Probate is a court involved process that many individuals would rather avoid than be a part of. This can be achieved by utilizing proper estate planning techniques. However, for some individuals probate may still be needed. Probate occurs when there is no other individual (beneficiary) named on the decedent’s property.
The most common misconception seen at The Haggerty Law Firm is that a Last Will and Testament will avoid probate. This simply is not true. A Last Will and Testament is simply a mechanism for the probate court to follow should your property get to the courts. Therefore, it is important that you see a qualified estate planning attorney to assist you in the avoidance of probate in conjunction with your Last Will and Testament.
Probate can be commenced for both testate (with a will) and intestate (without a will) estates.
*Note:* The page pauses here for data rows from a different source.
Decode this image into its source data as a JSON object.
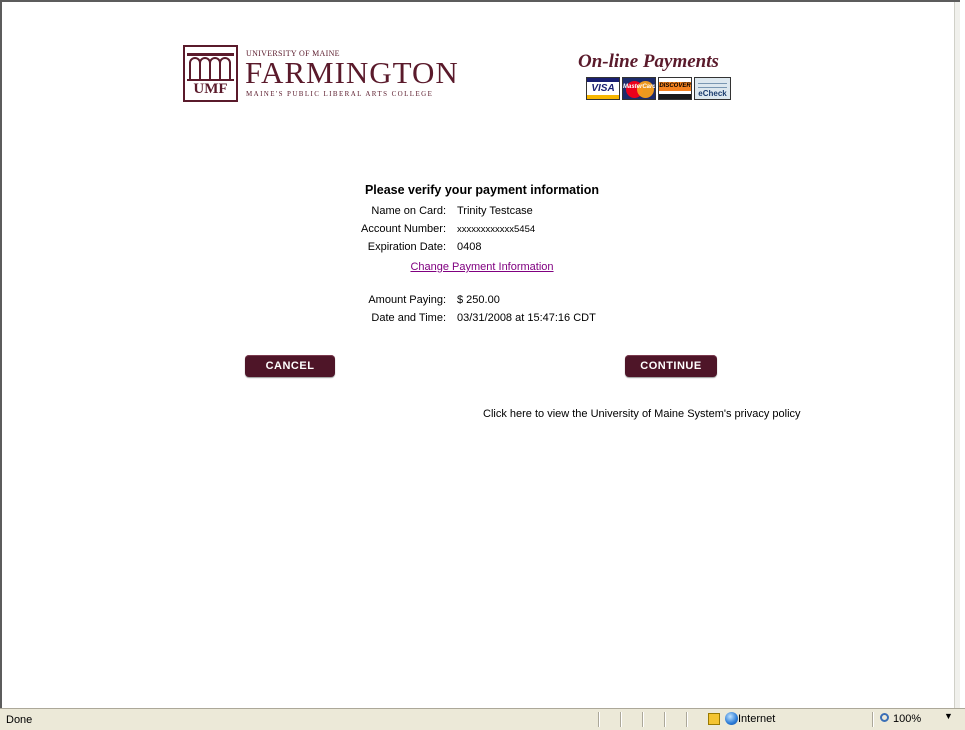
{
  "header": {
    "logo": {
      "university_line": "UNIVERSITY OF MAINE",
      "name": "FARMINGTON",
      "tagline": "MAINE'S PUBLIC LIBERAL ARTS COLLEGE",
      "badge": "UMF"
    },
    "payments_title": "On-line Payments",
    "cards": {
      "visa": "VISA",
      "mastercard": "MasterCard",
      "discover": "DISCOVER",
      "echeck": "eCheck"
    }
  },
  "verify": {
    "heading": "Please verify your payment information",
    "name_label": "Name on Card:",
    "name_value": "Trinity Testcase",
    "account_label": "Account Number:",
    "account_value": "xxxxxxxxxxxx5454",
    "expiration_label": "Expiration Date:",
    "expiration_value": "0408",
    "change_link": "Change Payment Information",
    "amount_label": "Amount Paying:",
    "amount_value": "$ 250.00",
    "datetime_label": "Date and Time:",
    "datetime_value": "03/31/2008 at 15:47:16 CDT"
  },
  "buttons": {
    "cancel": "CANCEL",
    "continue": "CONTINUE"
  },
  "privacy_text": "Click here to view the University of Maine System's privacy policy",
  "statusbar": {
    "status": "Done",
    "zone": "Internet",
    "zoom": "100%"
  },
  "colors": {
    "brand": "#5a1a2b",
    "button": "#4e1528",
    "link_visited": "#800080"
  }
}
There are different timelines for when an estate should be opened depending on the type of estate.
A probate estate can be opened by either decedent's family or a creditor.
Fees associated with probate typically include the filing fee, publication fee at the beginning at end of the probate process (unless waived), bond for the personal representative and attorney fees. The minimum attorney fee is set by statute in Missouri but can be higher at the discretion of the law firm.
In Missouri an attorney is the only individual who can open a probate estate. The three most popular types of probate proceedings seen at The Haggerty Law Firm are:
- Small Estate Affidavit: for estates that have less than $40,000 in assets. Typically will close in 3-4 months after initial opening of estate. Must be opened within one year from date of death of decedent.
- Full Probate Estate: for estate more than $40,000 in assets. Typically will close in 9-12 months after initial opening of estate. Must be opening within one year from date of death of decedent.
- Determination of Heirship: Estate opened after one year of death of decedent. Typically close within 3-4 month of initial opening of estate.